[Task details] All entries below are to be returned exactly, with pictures left out.

==== Data for review

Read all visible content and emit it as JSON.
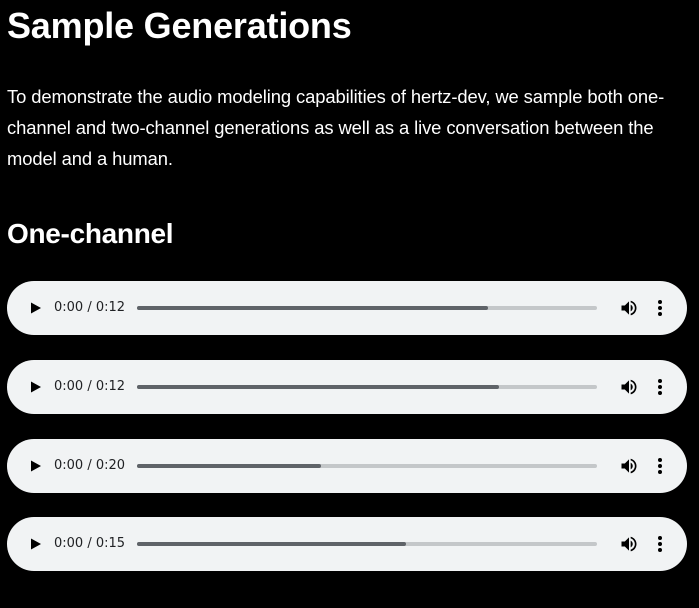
{
  "page": {
    "title": "Sample Generations",
    "intro": "To demonstrate the audio modeling capabilities of hertz-dev, we sample both one-channel and two-channel generations as well as a live conversation between the model and a human."
  },
  "sections": [
    {
      "title": "One-channel",
      "players": [
        {
          "time": "0:00 / 0:12",
          "progress": 0.763
        },
        {
          "time": "0:00 / 0:12",
          "progress": 0.786
        },
        {
          "time": "0:00 / 0:20",
          "progress": 0.401
        },
        {
          "time": "0:00 / 0:15",
          "progress": 0.585
        }
      ]
    }
  ],
  "icons": {
    "play": "play-icon",
    "volume": "volume-icon",
    "more": "more-vert-icon"
  },
  "colors": {
    "background": "#000000",
    "text": "#ffffff",
    "player_background": "#f1f3f4",
    "track": "#c4c7c9",
    "track_fill": "#5f6368",
    "player_text": "#202124"
  }
}
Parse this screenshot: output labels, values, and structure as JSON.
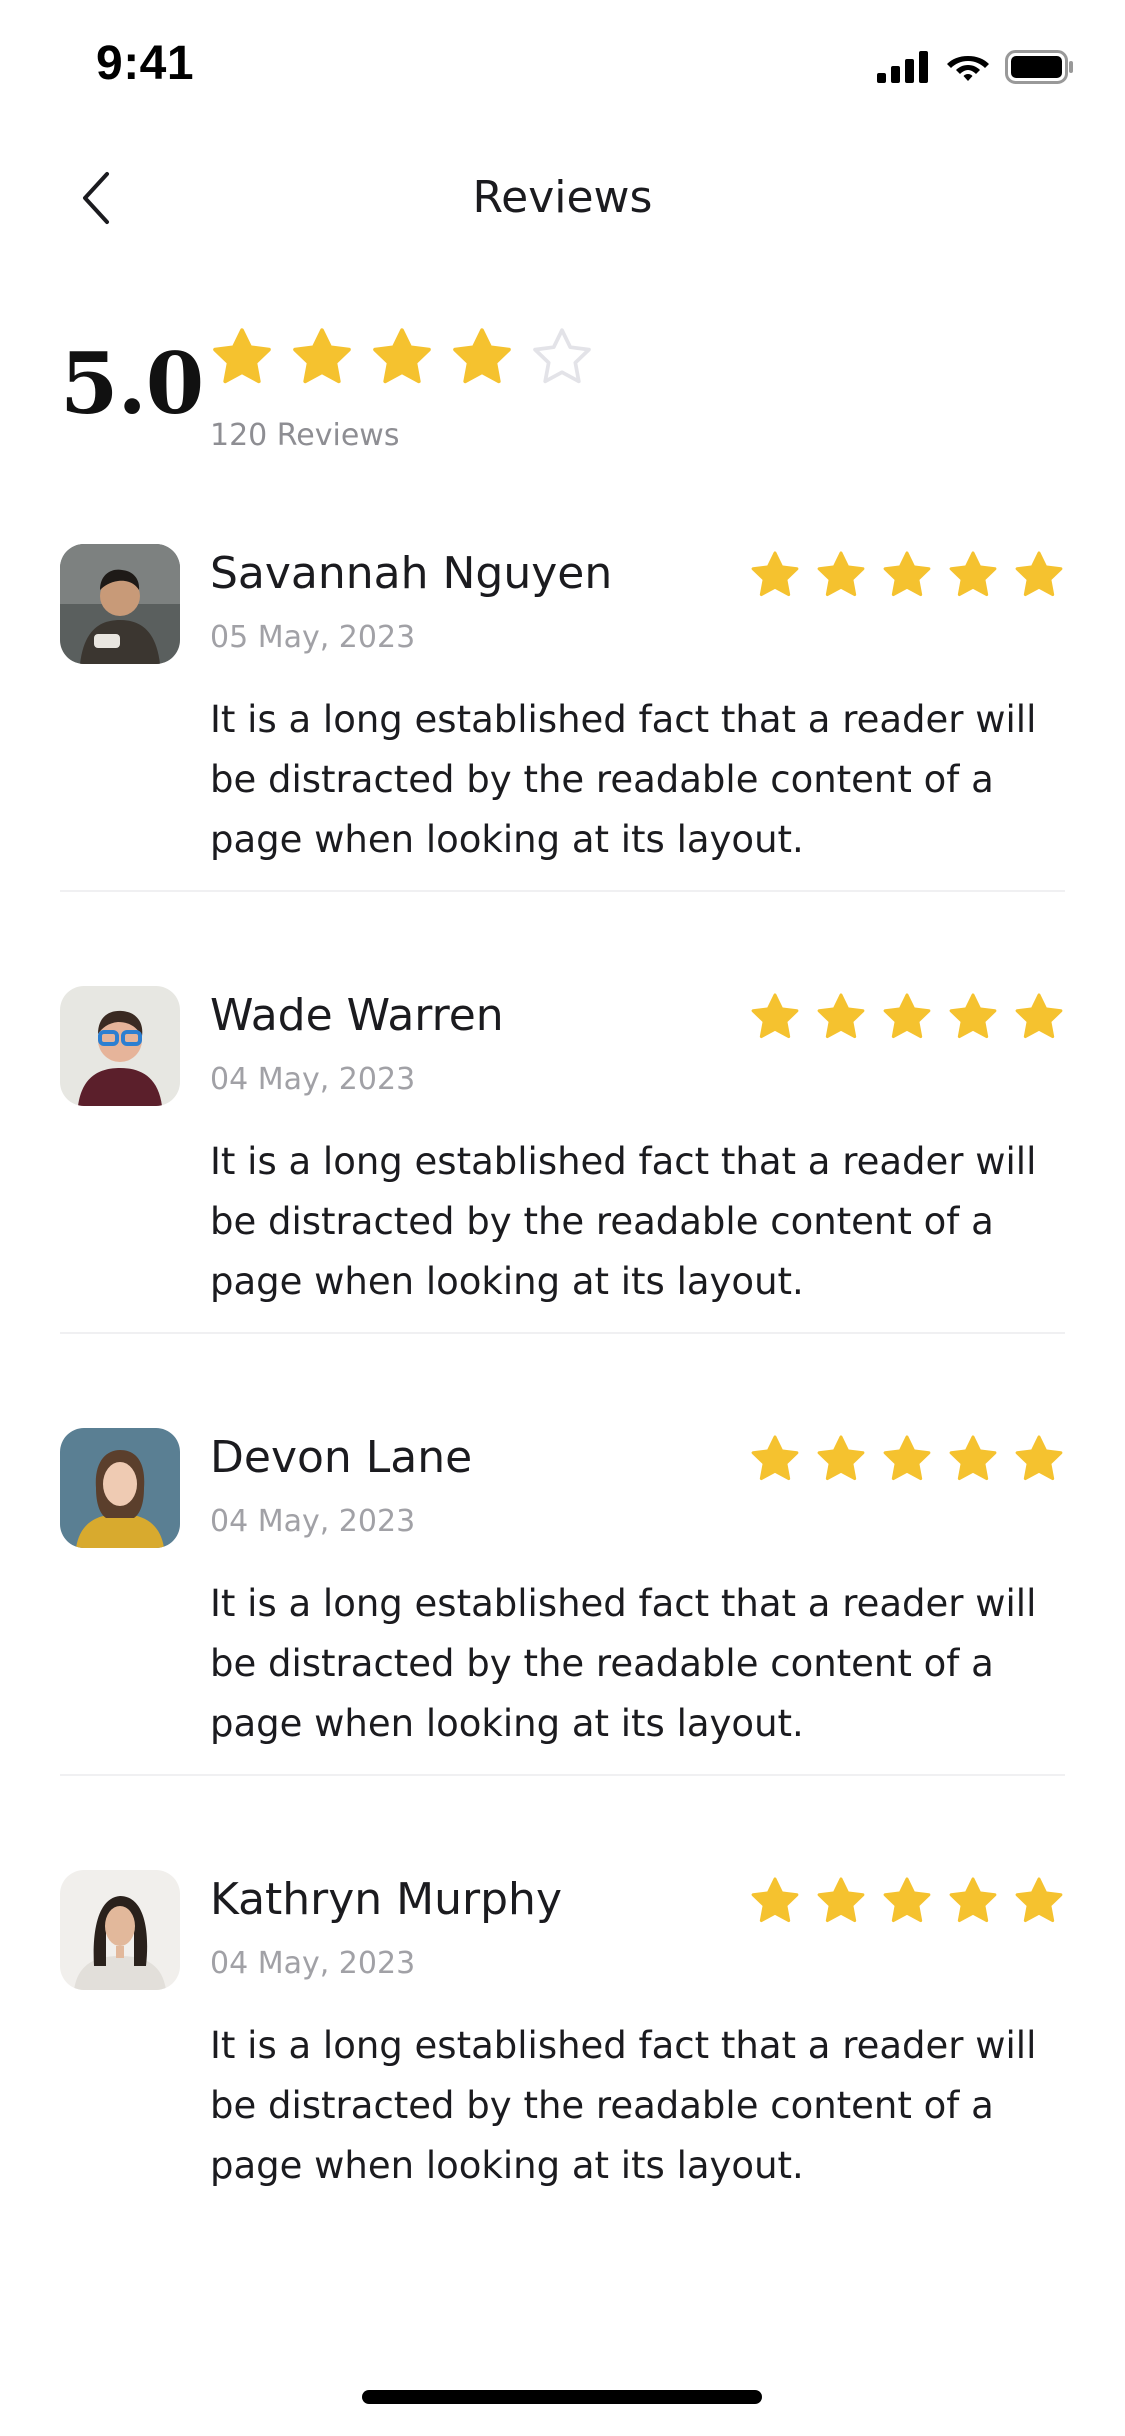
{
  "status_bar": {
    "time": "9:41",
    "icons": [
      "cellular-signal-icon",
      "wifi-icon",
      "battery-icon"
    ]
  },
  "header": {
    "back_icon": "chevron-left-icon",
    "title": "Reviews"
  },
  "summary": {
    "score": "5.0",
    "rating": 4,
    "max_rating": 5,
    "count_label": "120 Reviews"
  },
  "colors": {
    "star_filled": "#F5C22F",
    "star_empty_stroke": "#E3E3E8",
    "divider": "#F0F0F2"
  },
  "reviews": [
    {
      "name": "Savannah Nguyen",
      "date": "05 May, 2023",
      "rating": 5,
      "text": "It is a long established fact that a reader will be distracted by the readable content of a page when looking at its layout."
    },
    {
      "name": "Wade Warren",
      "date": "04 May, 2023",
      "rating": 5,
      "text": "It is a long established fact that a reader will be distracted by the readable content of a page when looking at its layout."
    },
    {
      "name": "Devon Lane",
      "date": "04 May, 2023",
      "rating": 5,
      "text": "It is a long established fact that a reader will be distracted by the readable content of a page when looking at its layout."
    },
    {
      "name": "Kathryn Murphy",
      "date": "04 May, 2023",
      "rating": 5,
      "text": "It is a long established fact that a reader will be distracted by the readable content of a page when looking at its layout."
    }
  ]
}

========

[Task response]
Read all visible content and emit it as JSON.
{
  "page": {
    "title": "Sample Generations",
    "intro": "To demonstrate the audio modeling capabilities of hertz-dev, we sample both one-channel and two-channel generations as well as a live conversation between the model and a human."
  },
  "sections": [
    {
      "title": "One-channel",
      "players": [
        {
          "time": "0:00 / 0:12",
          "progress": 0.763
        },
        {
          "time": "0:00 / 0:12",
          "progress": 0.786
        },
        {
          "time": "0:00 / 0:20",
          "progress": 0.401
        },
        {
          "time": "0:00 / 0:15",
          "progress": 0.585
        }
      ]
    }
  ],
  "icons": {
    "play": "play-icon",
    "volume": "volume-icon",
    "more": "more-vert-icon"
  },
  "colors": {
    "background": "#000000",
    "text": "#ffffff",
    "player_background": "#f1f3f4",
    "track": "#c4c7c9",
    "track_fill": "#5f6368",
    "player_text": "#202124"
  }
}
Parse this screenshot: output labels, values, and structure as JSON.
{
  "status_bar": {
    "time": "9:41",
    "icons": [
      "cellular-signal-icon",
      "wifi-icon",
      "battery-icon"
    ]
  },
  "header": {
    "back_icon": "chevron-left-icon",
    "title": "Reviews"
  },
  "summary": {
    "score": "5.0",
    "rating": 4,
    "max_rating": 5,
    "count_label": "120 Reviews"
  },
  "colors": {
    "star_filled": "#F5C22F",
    "star_empty_stroke": "#E3E3E8",
    "divider": "#F0F0F2"
  },
  "reviews": [
    {
      "name": "Savannah Nguyen",
      "date": "05 May, 2023",
      "rating": 5,
      "text": "It is a long established fact that a reader will be distracted by the readable content of a page when looking at its layout."
    },
    {
      "name": "Wade Warren",
      "date": "04 May, 2023",
      "rating": 5,
      "text": "It is a long established fact that a reader will be distracted by the readable content of a page when looking at its layout."
    },
    {
      "name": "Devon Lane",
      "date": "04 May, 2023",
      "rating": 5,
      "text": "It is a long established fact that a reader will be distracted by the readable content of a page when looking at its layout."
    },
    {
      "name": "Kathryn Murphy",
      "date": "04 May, 2023",
      "rating": 5,
      "text": "It is a long established fact that a reader will be distracted by the readable content of a page when looking at its layout."
    }
  ]
}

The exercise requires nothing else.